Lotus “Elanbulance” – the Elan estate


'Elan' isn't the first name you'd think of for a practical estate car...

The words ‘Lotus’ and ‘estate’ don’t really have any business being together in a headline.

Lotus’s famous recipe of ‘simplify and add lightness’ doesn’t exactly fit with the idea of an estate body which encapsulates my own personal dietary motto of ‘complicate and add weight’.

Nevertheless, it really did happen – the Lotus Elan estate was a real car that came about in 1972 based on the S4 Elan. The original Elan was one of those cars that petrolheads and driving enthusiasts just dream of owning. Famed for its remarkable driving characteristics, it punched well above its weight on road and track, being just as successful as taking chequered flags as it was winning over drivers wanting something fun for the weekend.

Lotus Elan elanbulance
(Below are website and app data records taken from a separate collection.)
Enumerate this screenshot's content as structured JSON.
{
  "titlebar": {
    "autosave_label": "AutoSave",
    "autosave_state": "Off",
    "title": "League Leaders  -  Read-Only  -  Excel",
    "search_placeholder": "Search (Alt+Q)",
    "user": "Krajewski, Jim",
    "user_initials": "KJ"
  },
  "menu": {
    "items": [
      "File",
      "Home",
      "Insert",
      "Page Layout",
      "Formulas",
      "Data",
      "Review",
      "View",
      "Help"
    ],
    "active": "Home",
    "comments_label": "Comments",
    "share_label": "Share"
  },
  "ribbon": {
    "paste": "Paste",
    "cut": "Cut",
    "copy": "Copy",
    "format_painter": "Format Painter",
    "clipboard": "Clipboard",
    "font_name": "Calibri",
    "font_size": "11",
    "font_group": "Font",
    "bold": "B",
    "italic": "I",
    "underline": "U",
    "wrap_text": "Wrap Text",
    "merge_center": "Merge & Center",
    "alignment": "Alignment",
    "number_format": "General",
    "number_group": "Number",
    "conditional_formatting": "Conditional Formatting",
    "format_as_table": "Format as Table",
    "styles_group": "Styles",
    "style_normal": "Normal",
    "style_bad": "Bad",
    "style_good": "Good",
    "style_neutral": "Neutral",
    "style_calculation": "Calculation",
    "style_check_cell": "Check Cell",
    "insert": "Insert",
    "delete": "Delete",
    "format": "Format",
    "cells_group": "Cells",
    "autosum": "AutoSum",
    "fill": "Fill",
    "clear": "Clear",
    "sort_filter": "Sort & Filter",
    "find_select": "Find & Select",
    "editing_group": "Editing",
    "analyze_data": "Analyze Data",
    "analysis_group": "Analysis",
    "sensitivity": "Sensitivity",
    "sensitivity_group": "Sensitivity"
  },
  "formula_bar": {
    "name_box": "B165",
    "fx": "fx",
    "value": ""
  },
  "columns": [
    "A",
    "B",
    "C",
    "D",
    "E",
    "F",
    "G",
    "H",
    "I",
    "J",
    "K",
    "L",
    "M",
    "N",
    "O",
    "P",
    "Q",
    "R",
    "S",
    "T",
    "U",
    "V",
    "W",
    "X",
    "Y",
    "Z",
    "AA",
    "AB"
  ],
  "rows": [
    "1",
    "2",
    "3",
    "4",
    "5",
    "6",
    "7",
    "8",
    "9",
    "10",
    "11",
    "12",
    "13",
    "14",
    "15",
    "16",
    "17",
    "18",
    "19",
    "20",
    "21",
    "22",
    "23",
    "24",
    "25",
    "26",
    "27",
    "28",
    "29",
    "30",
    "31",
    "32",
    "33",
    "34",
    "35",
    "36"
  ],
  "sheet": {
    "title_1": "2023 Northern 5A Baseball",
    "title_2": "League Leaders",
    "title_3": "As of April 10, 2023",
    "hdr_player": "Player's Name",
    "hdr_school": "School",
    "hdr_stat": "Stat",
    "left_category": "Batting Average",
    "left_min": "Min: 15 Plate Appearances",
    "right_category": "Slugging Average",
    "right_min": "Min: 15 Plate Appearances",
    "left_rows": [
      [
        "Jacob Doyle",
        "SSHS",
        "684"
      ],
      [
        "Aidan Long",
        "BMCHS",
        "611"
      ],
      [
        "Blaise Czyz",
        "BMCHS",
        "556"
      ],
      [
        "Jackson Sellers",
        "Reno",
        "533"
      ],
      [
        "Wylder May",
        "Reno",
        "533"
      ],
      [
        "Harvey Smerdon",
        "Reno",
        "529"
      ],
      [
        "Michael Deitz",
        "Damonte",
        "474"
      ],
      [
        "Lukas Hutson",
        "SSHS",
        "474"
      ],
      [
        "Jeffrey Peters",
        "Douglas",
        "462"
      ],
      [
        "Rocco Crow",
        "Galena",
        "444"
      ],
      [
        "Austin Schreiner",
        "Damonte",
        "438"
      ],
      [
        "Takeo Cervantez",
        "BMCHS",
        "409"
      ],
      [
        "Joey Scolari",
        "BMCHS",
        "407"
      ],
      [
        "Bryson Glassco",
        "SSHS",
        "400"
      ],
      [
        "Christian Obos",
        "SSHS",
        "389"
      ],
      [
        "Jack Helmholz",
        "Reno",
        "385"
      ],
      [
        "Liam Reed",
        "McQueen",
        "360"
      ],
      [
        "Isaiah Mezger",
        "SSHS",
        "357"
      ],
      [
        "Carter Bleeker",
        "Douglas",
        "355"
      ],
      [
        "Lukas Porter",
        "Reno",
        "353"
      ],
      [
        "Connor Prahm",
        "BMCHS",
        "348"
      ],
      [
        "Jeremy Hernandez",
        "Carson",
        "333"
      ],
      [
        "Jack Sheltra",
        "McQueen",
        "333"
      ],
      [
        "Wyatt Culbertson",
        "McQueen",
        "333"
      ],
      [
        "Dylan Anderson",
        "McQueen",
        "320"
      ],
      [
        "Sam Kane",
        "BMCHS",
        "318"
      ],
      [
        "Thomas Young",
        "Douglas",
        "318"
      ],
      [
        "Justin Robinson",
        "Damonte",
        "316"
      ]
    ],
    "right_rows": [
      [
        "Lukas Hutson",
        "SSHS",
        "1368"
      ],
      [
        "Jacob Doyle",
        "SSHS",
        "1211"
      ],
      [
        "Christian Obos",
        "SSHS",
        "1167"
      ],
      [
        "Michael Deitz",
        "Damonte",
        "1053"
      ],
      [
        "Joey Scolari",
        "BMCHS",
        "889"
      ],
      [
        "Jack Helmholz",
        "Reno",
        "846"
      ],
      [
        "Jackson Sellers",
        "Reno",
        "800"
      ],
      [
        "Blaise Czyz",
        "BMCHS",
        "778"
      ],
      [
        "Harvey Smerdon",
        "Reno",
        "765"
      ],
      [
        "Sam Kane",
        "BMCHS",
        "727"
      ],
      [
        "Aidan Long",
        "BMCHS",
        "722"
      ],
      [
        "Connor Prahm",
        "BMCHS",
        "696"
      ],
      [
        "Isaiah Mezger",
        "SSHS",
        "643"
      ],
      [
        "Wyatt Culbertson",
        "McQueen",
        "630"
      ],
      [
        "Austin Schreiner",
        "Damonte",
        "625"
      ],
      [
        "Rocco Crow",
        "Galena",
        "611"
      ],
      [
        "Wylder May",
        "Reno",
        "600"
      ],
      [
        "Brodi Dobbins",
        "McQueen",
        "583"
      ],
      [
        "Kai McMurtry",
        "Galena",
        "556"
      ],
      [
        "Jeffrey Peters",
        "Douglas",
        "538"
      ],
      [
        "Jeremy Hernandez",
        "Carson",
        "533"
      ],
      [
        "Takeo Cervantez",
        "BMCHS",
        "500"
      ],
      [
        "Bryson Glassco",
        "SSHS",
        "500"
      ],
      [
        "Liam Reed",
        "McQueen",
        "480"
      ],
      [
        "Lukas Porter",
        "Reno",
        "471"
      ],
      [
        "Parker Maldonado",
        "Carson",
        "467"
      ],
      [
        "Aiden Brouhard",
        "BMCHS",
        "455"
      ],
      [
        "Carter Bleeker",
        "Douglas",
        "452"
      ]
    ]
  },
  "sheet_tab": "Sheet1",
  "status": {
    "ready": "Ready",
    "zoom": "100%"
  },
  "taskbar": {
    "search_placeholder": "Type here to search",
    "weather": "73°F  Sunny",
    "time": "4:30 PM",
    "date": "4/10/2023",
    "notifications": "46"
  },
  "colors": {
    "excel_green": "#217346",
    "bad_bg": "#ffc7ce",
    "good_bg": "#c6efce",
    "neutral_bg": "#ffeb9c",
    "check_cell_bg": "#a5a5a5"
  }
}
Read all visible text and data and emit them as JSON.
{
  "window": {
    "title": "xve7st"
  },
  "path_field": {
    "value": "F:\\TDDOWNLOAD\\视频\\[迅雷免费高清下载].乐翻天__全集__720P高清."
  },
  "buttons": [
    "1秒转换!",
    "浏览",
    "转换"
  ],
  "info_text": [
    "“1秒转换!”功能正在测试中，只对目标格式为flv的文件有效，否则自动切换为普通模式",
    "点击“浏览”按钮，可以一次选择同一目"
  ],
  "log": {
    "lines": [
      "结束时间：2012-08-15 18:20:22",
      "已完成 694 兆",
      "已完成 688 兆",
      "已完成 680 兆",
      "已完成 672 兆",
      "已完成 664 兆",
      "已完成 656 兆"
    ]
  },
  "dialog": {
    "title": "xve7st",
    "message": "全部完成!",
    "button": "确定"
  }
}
It’s a Lotus, so you’re expecting it to be light, sure. However, when somebody tells you an original Lotus Elan weighed in at under 700kg, you feel your jaw suffering the effects of gravity quite rapidly. Of course, the engine isn’t all that powerful – a little 1.6-litre Ford unit that just about gets its head over 100bhp, but when your car weighs the same as an origami swan, who needs horsepower?

The remarkably tiny Elan did handling than just about any other car of the time. Some people insist that the Elan is still one of the most perfectly handling cars of all time, one of which is Gordon Murray. Murray designed the McLaren F1, but wasn’t 100% happy with it because he couldn’t get it to steer like the original Elan. That alone should tell you about how highly regarded the Elan is, so why on Earth would anybody want to put an estate body onto a car that’s already so well sorted?

Well, that was an idea born into the world by Hexagon Garages of Highgate. Hexagon presumably thought that customers would like a little more practicality with their Elan, and so the plan was to produce what was dubbed as the “Elanbulance” to show off a potential option on customers buying a new Elan. The option of the estate body would have cost an extra £595 on top of the £1895 price of a new Elan, and two of these “Elanbulance” prototypes were built to show the idea off. One was even sent to Autosport to review back in 1972.

Elan estate credit fredtech
credit: Fredtech


Interest never really grew in the prototype Elans, and the expected market for people who wanted practicality with their Lotus just never appeared. As a result, the entire programme was scrapped and that meant that the only two Elanbulances ever to be produced are about as rare as a car can get. There’s just 2 of them in the world, one of which was put up for sale in 2013 for £51,000.

Due to the rarity and unique back-story to these cars, that might well be the only time we ever see one up for sale.

Perhaps with a little encouragement we might be able to persuade Lotus to do an Elise Concept though…